### Assigned task
Count only the lines of the records that hold "JSON", then give the number without any other words.

Data records for software interfaces:
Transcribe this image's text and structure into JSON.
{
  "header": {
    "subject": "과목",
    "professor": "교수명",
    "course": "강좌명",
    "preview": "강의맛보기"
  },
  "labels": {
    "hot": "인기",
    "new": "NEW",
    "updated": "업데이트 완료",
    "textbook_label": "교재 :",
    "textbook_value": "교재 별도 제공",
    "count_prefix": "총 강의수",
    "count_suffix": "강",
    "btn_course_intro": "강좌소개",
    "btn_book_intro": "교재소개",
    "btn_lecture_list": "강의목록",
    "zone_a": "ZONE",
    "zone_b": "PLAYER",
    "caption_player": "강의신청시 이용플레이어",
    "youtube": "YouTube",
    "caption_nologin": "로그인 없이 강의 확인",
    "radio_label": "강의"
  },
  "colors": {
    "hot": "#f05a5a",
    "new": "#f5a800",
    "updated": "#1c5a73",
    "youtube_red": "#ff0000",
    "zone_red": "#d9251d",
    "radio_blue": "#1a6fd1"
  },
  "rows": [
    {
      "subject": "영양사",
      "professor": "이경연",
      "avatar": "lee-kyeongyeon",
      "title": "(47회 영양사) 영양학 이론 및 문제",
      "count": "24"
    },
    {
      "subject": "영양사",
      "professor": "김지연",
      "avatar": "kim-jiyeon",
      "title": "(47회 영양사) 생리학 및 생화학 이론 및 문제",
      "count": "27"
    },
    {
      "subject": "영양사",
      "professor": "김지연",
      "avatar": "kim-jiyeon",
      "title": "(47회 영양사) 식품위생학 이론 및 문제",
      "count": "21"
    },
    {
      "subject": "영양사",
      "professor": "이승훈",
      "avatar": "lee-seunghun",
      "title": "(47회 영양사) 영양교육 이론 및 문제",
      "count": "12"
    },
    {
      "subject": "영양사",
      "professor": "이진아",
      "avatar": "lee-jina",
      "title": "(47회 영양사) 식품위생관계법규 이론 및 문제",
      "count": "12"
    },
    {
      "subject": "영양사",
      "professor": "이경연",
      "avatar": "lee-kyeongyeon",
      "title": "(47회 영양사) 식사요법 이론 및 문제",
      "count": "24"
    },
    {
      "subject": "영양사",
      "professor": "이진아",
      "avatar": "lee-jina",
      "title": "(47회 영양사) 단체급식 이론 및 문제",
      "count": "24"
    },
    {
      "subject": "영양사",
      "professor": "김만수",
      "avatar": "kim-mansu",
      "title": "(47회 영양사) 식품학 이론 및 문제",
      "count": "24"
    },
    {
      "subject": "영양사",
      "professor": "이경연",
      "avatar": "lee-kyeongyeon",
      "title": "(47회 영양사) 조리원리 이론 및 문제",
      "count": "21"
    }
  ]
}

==

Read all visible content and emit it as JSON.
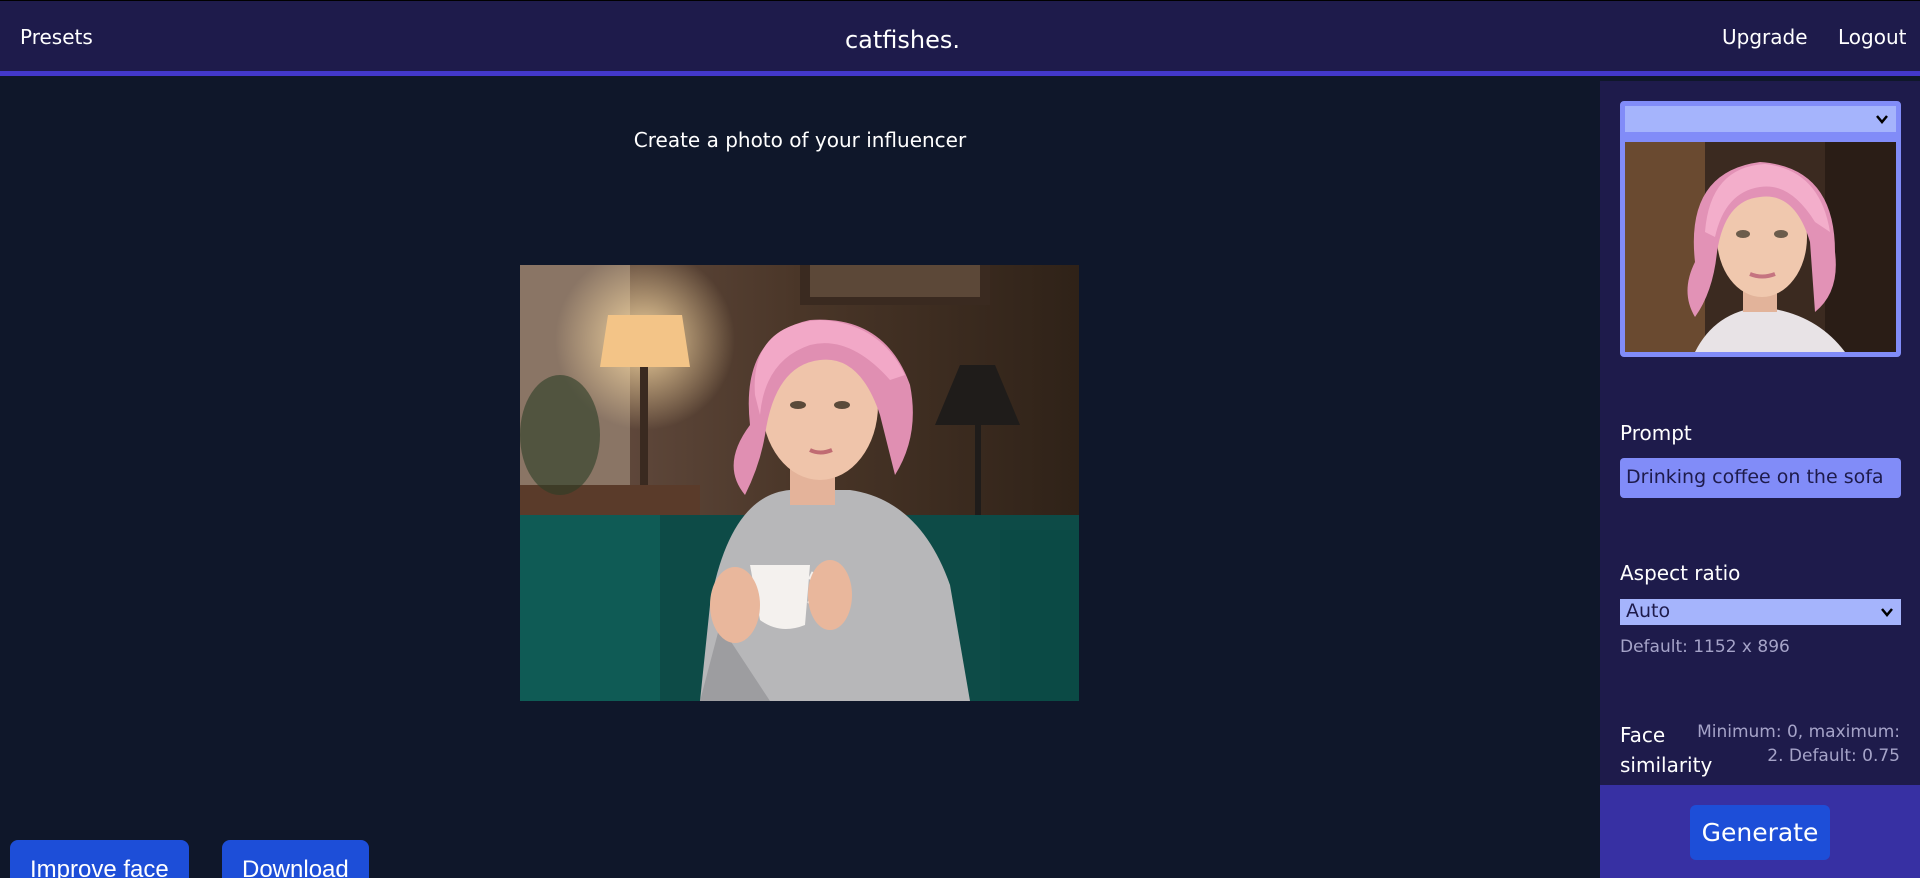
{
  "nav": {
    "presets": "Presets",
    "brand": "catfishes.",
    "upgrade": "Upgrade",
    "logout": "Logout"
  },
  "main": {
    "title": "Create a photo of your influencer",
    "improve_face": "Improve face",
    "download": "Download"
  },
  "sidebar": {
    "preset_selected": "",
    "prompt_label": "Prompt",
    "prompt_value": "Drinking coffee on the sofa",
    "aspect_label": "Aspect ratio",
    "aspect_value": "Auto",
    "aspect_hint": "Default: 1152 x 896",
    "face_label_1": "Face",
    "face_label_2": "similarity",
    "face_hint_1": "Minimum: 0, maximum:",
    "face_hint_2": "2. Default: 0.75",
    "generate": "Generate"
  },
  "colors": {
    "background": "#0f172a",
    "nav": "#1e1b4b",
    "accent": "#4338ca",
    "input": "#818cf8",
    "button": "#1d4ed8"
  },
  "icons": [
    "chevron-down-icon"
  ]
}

### Answer below
2